Also, virtual memory hardware in most modern processors (used by most modern OSes) means that lots of code (all user space apps, barring quirky use of mmap or the like) doesn't need to be position independent. Every program gets its own address space which it thinks starts at zero.

share|improve this answer
    
Is it easier to code those applicaitons that way? –  ojblass May 2 '09 at 2:21
2  
But even with a VM-MMU PIC code is needed to ensure that the same .so library is loaded only once into memory when it is used by different executables. –  Rüdiger Stevens May 27 '09 at 18:26

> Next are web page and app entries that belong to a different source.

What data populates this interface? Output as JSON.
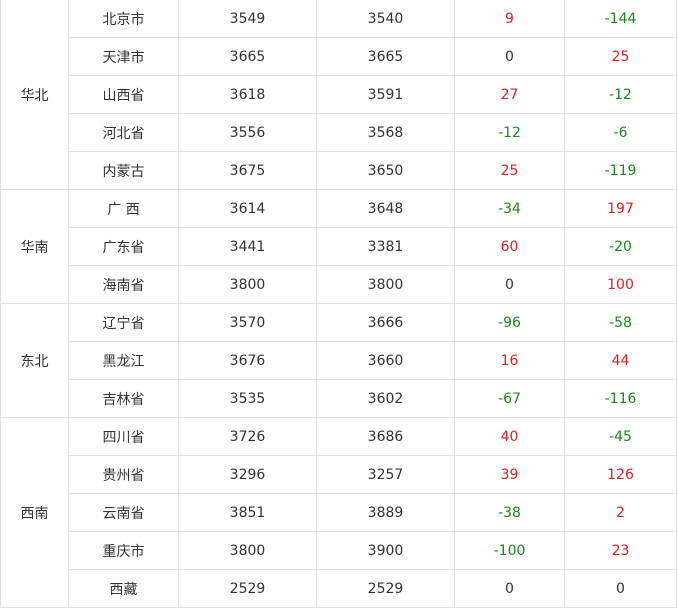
{
  "colors": {
    "increase": "#e02020",
    "decrease": "#1a8a1a",
    "neutral": "#333333",
    "grid": "#e0e0e0"
  },
  "groups": [
    {
      "region": "华北",
      "rows": [
        {
          "province": "北京市",
          "v1": "3549",
          "v2": "3540",
          "d1": "9",
          "d2": "-144"
        },
        {
          "province": "天津市",
          "v1": "3665",
          "v2": "3665",
          "d1": "0",
          "d2": "25"
        },
        {
          "province": "山西省",
          "v1": "3618",
          "v2": "3591",
          "d1": "27",
          "d2": "-12"
        },
        {
          "province": "河北省",
          "v1": "3556",
          "v2": "3568",
          "d1": "-12",
          "d2": "-6"
        },
        {
          "province": "内蒙古",
          "v1": "3675",
          "v2": "3650",
          "d1": "25",
          "d2": "-119"
        }
      ]
    },
    {
      "region": "华南",
      "rows": [
        {
          "province": "广 西",
          "v1": "3614",
          "v2": "3648",
          "d1": "-34",
          "d2": "197"
        },
        {
          "province": "广东省",
          "v1": "3441",
          "v2": "3381",
          "d1": "60",
          "d2": "-20"
        },
        {
          "province": "海南省",
          "v1": "3800",
          "v2": "3800",
          "d1": "0",
          "d2": "100"
        }
      ]
    },
    {
      "region": "东北",
      "rows": [
        {
          "province": "辽宁省",
          "v1": "3570",
          "v2": "3666",
          "d1": "-96",
          "d2": "-58"
        },
        {
          "province": "黑龙江",
          "v1": "3676",
          "v2": "3660",
          "d1": "16",
          "d2": "44"
        },
        {
          "province": "吉林省",
          "v1": "3535",
          "v2": "3602",
          "d1": "-67",
          "d2": "-116"
        }
      ]
    },
    {
      "region": "西南",
      "rows": [
        {
          "province": "四川省",
          "v1": "3726",
          "v2": "3686",
          "d1": "40",
          "d2": "-45"
        },
        {
          "province": "贵州省",
          "v1": "3296",
          "v2": "3257",
          "d1": "39",
          "d2": "126"
        },
        {
          "province": "云南省",
          "v1": "3851",
          "v2": "3889",
          "d1": "-38",
          "d2": "2"
        },
        {
          "province": "重庆市",
          "v1": "3800",
          "v2": "3900",
          "d1": "-100",
          "d2": "23"
        },
        {
          "province": "西藏",
          "v1": "2529",
          "v2": "2529",
          "d1": "0",
          "d2": "0"
        }
      ]
    }
  ]
}
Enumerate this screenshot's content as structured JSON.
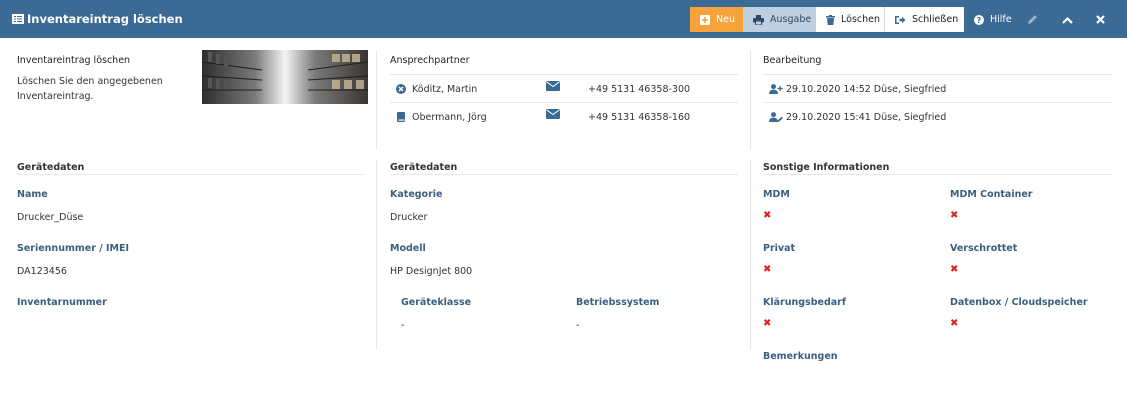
{
  "window": {
    "title": "Inventareintrag löschen",
    "title_icon": "list-icon"
  },
  "toolbar": {
    "new_label": "Neu",
    "print_label": "Ausgabe",
    "delete_label": "Löschen",
    "close_label": "Schließen",
    "help_label": "Hilfe",
    "edit_icon": "pencil-icon",
    "collapse_icon": "chevron-up-icon",
    "dismiss_icon": "close-icon"
  },
  "intro": {
    "heading": "Inventareintrag löschen",
    "description_line1": "Löschen Sie den angegebenen",
    "description_line2": "Inventareintrag.",
    "image": "archive-shelves-photo"
  },
  "contacts": {
    "heading": "Ansprechpartner",
    "items": [
      {
        "name": "Köditz, Martin",
        "icon": "circle-x-icon",
        "mail_icon": "envelope-icon",
        "phone": "+49 5131 46358-300"
      },
      {
        "name": "Obermann, Jörg",
        "icon": "book-icon",
        "mail_icon": "envelope-icon",
        "phone": "+49 5131 46358-160"
      }
    ]
  },
  "editing": {
    "heading": "Bearbeitung",
    "items": [
      {
        "icon": "user-plus-icon",
        "text": "29.10.2020 14:52 Düse, Siegfried"
      },
      {
        "icon": "user-edit-icon",
        "text": "29.10.2020 15:41 Düse, Siegfried"
      }
    ]
  },
  "device_left": {
    "heading": "Gerätedaten",
    "name_label": "Name",
    "name_value": "Drucker_Düse",
    "serial_label": "Seriennummer / IMEI",
    "serial_value": "DA123456",
    "inventory_label": "Inventarnummer",
    "inventory_value": ""
  },
  "device_mid": {
    "heading": "Gerätedaten",
    "category_label": "Kategorie",
    "category_value": "Drucker",
    "model_label": "Modell",
    "model_value": "HP DesignJet 800",
    "class_label": "Geräteklasse",
    "class_value": "-",
    "os_label": "Betriebssystem",
    "os_value": "-"
  },
  "other": {
    "heading": "Sonstige Informationen",
    "mdm_label": "MDM",
    "mdm_container_label": "MDM Container",
    "private_label": "Privat",
    "scrapped_label": "Verschrottet",
    "clarification_label": "Klärungsbedarf",
    "databox_label": "Datenbox / Cloudspeicher",
    "remarks_label": "Bemerkungen",
    "false_mark": "✖",
    "false_color": "#e0201b"
  },
  "colors": {
    "titlebar": "#3b6a94",
    "new_button": "#f6a33d",
    "print_button": "#bfcfdf",
    "field_label": "#3b5e80",
    "contact_icon": "#3b6a94"
  }
}
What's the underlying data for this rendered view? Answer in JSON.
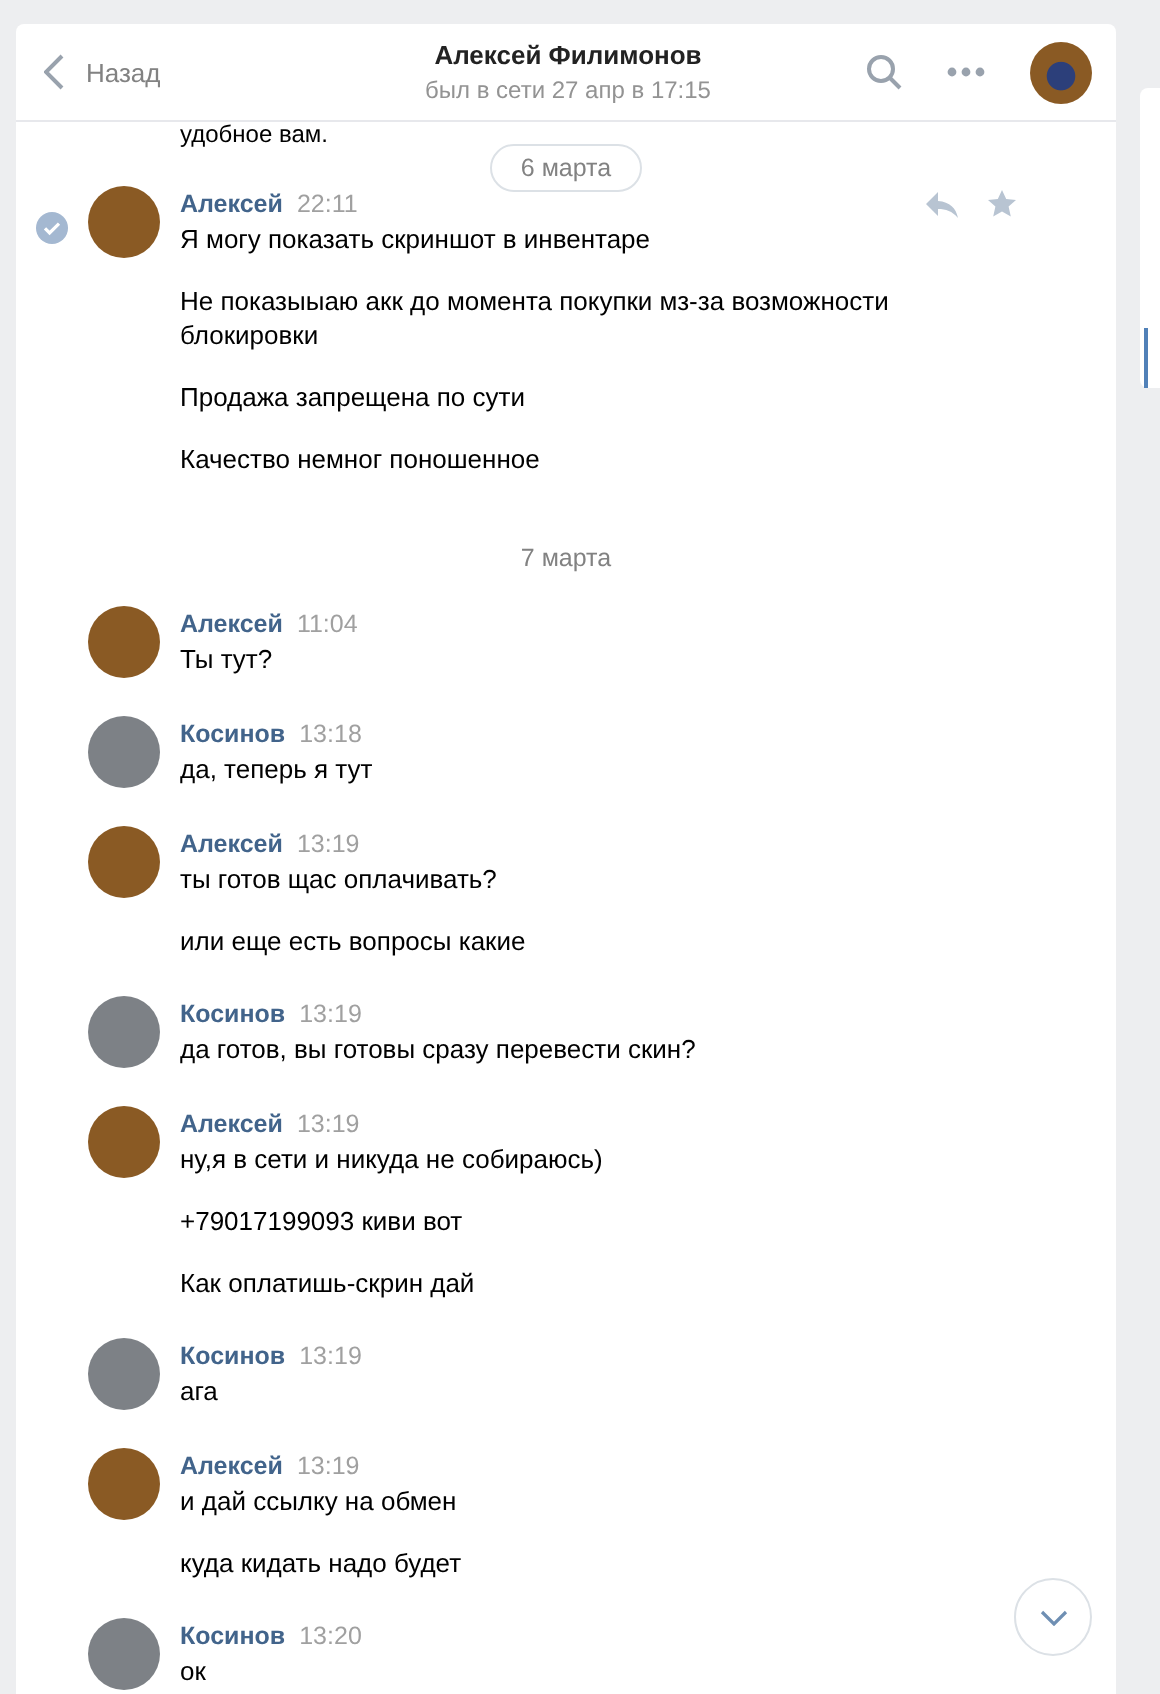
{
  "header": {
    "back": "Назад",
    "title": "Алексей Филимонов",
    "status": "был в сети 27 апр в 17:15"
  },
  "cut_text": "удобное вам.",
  "feed": [
    {
      "kind": "date",
      "label": "6 марта",
      "pill": true
    },
    {
      "kind": "message",
      "author": "Алексей",
      "color": "#8a5a24",
      "time": "22:11",
      "selected": true,
      "lines": [
        "Я могу показать скриншот в инвентаре",
        "Не показыыаю акк до момента покупки мз-за возможности блокировки",
        "Продажа запрещена по сути",
        "Качество немног поношенное"
      ]
    },
    {
      "kind": "date",
      "label": "7 марта",
      "pill": false
    },
    {
      "kind": "message",
      "author": "Алексей",
      "color": "#8a5a24",
      "time": "11:04",
      "selected": false,
      "lines": [
        "Ты тут?"
      ]
    },
    {
      "kind": "message",
      "author": "Косинов",
      "color": "#7d8186",
      "time": "13:18",
      "selected": false,
      "lines": [
        "да, теперь я тут"
      ]
    },
    {
      "kind": "message",
      "author": "Алексей",
      "color": "#8a5a24",
      "time": "13:19",
      "selected": false,
      "lines": [
        "ты готов щас оплачивать?",
        "или еще есть вопросы какие"
      ]
    },
    {
      "kind": "message",
      "author": "Косинов",
      "color": "#7d8186",
      "time": "13:19",
      "selected": false,
      "lines": [
        "да готов, вы готовы сразу перевести скин?"
      ]
    },
    {
      "kind": "message",
      "author": "Алексей",
      "color": "#8a5a24",
      "time": "13:19",
      "selected": false,
      "lines": [
        "ну,я в сети и никуда не собираюсь)",
        "+79017199093 киви вот",
        "Как оплатишь-скрин дай"
      ]
    },
    {
      "kind": "message",
      "author": "Косинов",
      "color": "#7d8186",
      "time": "13:19",
      "selected": false,
      "lines": [
        "ага"
      ]
    },
    {
      "kind": "message",
      "author": "Алексей",
      "color": "#8a5a24",
      "time": "13:19",
      "selected": false,
      "lines": [
        "и дай ссылку на обмен",
        "куда кидать надо будет"
      ]
    },
    {
      "kind": "message",
      "author": "Косинов",
      "color": "#7d8186",
      "time": "13:20",
      "selected": false,
      "lines": [
        "ок"
      ]
    }
  ]
}
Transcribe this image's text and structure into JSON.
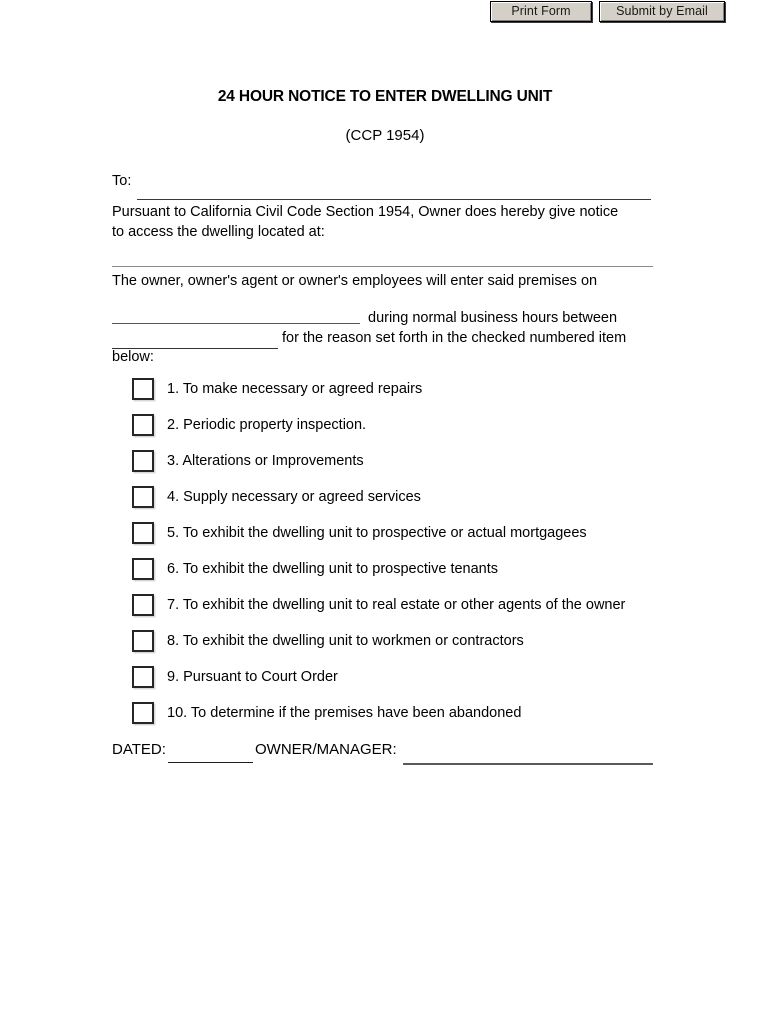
{
  "toolbar": {
    "print_label": "Print Form",
    "submit_label": "Submit by Email"
  },
  "document": {
    "title": "24 HOUR NOTICE TO ENTER DWELLING UNIT",
    "subtitle": "(CCP 1954)",
    "to_label": "To:",
    "intro_main": "Pursuant to California Civil Code Section 1954, Owner does hereby give notice",
    "intro_last": "to access the dwelling located at:",
    "entry_line_1": "The owner, owner's agent or owner's employees will enter said premises on",
    "entry_line_2": "during normal business hours between",
    "entry_line_3": "for the reason set forth in the checked numbered item",
    "entry_line_4": "below:"
  },
  "checklist": {
    "items": [
      {
        "label": "1. To make necessary or agreed repairs",
        "checked": false
      },
      {
        "label": "2. Periodic property inspection.",
        "checked": false
      },
      {
        "label": "3. Alterations or Improvements",
        "checked": false
      },
      {
        "label": "4. Supply necessary or agreed services",
        "checked": false
      },
      {
        "label": "5. To exhibit the dwelling unit to prospective or actual mortgagees",
        "checked": false
      },
      {
        "label": "6. To exhibit the dwelling unit to prospective tenants",
        "checked": false
      },
      {
        "label": "7. To exhibit the dwelling unit to real estate or other agents of the owner",
        "checked": false
      },
      {
        "label": "8. To exhibit the dwelling unit to workmen or contractors",
        "checked": false
      },
      {
        "label": "9. Pursuant to Court Order",
        "checked": false
      },
      {
        "label": "10. To determine if the premises have been abandoned",
        "checked": false
      }
    ]
  },
  "footer": {
    "dated_label": "DATED:",
    "owner_label": "OWNER/MANAGER:",
    "dated_value": "",
    "owner_value": ""
  },
  "colors": {
    "button_face": "#d4d0c8",
    "text": "#000000",
    "rule": "#5a5a5a"
  }
}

Because implementing completely position independent code adds a constraint to the code generator which can prevent the use of faster operations, or add extra steps to preserve that constraint.

This might be an acceptable trade-off to get multiprocessing without a virtual memory system, where you trust processes to not invade each other's memory and might need to load a particular application at any base address.

In many modern systems the performance trade-offs are different, and a relocating loader is often less expensive (it costs any time code is first loaded) than the best an optimizer can do if it has free reign. Also, the availability of virtual address spaces hides most of the motivation for position independence in the first place.

share|improve this answer

Your Answer

 
discard

By posting your answer, you agree to the privacy policy and terms of service.

Not the answer you're looking for? Browse other questions tagged or ask your own question.